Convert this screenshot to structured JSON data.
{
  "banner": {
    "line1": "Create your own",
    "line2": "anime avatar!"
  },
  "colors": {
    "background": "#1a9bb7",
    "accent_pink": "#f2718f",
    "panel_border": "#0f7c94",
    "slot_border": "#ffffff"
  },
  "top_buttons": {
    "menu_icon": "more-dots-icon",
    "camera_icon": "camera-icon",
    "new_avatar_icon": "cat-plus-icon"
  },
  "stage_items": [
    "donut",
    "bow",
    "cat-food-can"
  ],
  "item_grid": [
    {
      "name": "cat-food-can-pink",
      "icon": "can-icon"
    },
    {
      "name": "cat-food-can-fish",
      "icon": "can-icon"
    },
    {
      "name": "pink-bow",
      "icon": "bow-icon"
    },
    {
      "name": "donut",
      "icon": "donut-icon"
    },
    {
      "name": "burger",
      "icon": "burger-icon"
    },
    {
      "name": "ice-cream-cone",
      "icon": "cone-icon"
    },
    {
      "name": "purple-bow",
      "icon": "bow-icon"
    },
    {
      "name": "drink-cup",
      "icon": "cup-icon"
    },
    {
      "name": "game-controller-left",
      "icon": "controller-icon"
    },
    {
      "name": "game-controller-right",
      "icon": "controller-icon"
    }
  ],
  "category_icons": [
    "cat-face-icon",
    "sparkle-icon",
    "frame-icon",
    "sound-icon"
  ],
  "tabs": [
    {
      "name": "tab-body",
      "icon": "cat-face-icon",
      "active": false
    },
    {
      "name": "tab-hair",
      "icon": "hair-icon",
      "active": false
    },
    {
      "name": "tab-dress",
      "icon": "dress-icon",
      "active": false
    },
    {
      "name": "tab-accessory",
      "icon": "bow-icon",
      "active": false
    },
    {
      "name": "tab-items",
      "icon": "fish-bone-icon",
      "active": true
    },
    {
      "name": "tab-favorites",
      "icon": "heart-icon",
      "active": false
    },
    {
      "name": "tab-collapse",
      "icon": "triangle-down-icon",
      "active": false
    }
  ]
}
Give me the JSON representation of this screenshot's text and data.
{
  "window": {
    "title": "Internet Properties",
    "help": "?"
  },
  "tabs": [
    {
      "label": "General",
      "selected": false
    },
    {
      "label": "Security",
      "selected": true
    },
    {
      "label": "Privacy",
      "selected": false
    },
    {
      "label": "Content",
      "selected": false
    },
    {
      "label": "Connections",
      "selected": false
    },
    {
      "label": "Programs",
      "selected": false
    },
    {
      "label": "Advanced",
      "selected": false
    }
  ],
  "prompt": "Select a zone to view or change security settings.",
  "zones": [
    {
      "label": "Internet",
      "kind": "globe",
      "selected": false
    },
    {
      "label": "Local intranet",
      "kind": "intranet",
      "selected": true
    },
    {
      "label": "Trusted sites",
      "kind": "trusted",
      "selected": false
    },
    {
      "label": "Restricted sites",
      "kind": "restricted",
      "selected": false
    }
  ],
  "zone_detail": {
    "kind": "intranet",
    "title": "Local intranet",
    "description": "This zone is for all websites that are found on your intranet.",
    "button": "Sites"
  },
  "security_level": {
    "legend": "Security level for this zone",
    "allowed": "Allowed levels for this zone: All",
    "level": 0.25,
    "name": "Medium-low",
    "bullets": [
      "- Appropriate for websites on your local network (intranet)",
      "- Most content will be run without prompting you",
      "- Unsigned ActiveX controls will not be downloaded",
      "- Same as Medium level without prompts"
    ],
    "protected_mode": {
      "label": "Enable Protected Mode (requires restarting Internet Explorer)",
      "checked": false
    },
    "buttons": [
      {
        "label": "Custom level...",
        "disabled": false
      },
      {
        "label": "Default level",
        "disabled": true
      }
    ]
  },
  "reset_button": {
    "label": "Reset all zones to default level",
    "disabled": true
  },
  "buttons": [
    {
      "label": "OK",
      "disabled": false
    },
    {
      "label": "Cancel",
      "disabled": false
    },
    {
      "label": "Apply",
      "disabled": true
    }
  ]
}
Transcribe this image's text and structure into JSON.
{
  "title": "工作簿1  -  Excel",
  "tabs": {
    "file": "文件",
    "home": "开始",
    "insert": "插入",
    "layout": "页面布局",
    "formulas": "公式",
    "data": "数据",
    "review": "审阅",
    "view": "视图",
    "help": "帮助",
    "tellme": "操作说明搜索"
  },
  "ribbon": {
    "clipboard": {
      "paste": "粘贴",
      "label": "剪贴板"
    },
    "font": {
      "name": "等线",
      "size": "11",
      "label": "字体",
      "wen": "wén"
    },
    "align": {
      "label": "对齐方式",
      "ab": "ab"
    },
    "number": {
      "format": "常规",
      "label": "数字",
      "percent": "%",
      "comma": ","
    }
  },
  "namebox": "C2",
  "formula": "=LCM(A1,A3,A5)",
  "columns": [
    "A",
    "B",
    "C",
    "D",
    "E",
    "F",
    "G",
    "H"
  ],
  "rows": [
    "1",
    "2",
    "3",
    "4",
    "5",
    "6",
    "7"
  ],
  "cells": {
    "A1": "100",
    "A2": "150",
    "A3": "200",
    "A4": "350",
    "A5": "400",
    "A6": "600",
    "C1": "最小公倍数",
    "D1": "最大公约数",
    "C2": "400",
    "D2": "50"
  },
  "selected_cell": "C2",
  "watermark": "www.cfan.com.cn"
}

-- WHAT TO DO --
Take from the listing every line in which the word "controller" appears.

-- PROBLEM SOLUTION --
      "name": "game-controller-left",
      "icon": "controller-icon"
      "name": "game-controller-right",
      "icon": "controller-icon"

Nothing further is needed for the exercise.